→ WHAT THE TASK REQUIRES
From the entries underneath, give the number of lines holding the word "Cube", without any other words.

→ RECORDS
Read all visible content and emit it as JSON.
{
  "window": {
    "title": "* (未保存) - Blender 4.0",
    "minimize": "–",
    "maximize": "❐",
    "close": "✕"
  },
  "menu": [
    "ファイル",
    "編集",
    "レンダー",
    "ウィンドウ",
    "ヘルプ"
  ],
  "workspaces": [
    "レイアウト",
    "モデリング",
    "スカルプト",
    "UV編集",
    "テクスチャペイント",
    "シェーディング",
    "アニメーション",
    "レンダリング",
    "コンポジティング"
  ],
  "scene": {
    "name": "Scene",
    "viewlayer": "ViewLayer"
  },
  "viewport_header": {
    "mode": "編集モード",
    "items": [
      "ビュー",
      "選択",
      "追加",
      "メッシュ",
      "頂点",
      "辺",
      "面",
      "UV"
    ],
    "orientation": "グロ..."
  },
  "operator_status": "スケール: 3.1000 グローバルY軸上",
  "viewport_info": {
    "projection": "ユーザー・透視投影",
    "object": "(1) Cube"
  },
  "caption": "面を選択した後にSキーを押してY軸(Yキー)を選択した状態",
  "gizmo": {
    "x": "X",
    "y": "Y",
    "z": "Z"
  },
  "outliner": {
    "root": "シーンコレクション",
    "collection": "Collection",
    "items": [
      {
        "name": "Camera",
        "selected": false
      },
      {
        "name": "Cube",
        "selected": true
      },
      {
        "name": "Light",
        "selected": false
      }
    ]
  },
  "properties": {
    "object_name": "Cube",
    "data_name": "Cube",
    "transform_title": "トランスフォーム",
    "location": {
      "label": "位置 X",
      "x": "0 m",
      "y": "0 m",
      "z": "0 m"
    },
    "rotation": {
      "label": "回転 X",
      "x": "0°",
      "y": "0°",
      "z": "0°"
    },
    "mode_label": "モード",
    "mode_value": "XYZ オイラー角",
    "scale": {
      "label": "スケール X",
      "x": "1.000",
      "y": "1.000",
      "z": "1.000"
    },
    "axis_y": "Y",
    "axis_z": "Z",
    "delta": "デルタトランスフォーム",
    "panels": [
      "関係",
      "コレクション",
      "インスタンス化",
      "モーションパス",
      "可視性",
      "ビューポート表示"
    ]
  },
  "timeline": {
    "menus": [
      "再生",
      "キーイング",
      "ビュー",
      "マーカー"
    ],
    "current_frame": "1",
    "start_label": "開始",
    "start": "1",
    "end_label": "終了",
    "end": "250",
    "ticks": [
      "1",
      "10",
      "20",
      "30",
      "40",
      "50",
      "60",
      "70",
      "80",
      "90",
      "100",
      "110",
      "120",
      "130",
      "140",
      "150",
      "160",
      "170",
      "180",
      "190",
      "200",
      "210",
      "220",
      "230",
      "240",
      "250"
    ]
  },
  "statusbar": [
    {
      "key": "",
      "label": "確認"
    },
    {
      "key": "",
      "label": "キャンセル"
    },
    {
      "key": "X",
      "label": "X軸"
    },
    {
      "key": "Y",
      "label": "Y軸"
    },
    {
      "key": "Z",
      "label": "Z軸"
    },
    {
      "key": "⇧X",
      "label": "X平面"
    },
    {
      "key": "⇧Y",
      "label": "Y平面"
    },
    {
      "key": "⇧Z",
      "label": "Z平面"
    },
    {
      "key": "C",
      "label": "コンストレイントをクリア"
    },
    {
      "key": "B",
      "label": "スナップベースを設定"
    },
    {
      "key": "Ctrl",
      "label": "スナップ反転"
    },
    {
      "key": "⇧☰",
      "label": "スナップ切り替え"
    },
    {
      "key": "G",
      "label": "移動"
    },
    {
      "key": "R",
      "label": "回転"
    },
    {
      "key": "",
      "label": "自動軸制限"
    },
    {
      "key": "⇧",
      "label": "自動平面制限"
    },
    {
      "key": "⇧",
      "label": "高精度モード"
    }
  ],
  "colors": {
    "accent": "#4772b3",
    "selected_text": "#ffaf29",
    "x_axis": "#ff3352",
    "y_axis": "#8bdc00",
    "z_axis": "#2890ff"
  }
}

→ RESULT OF THE TASK
4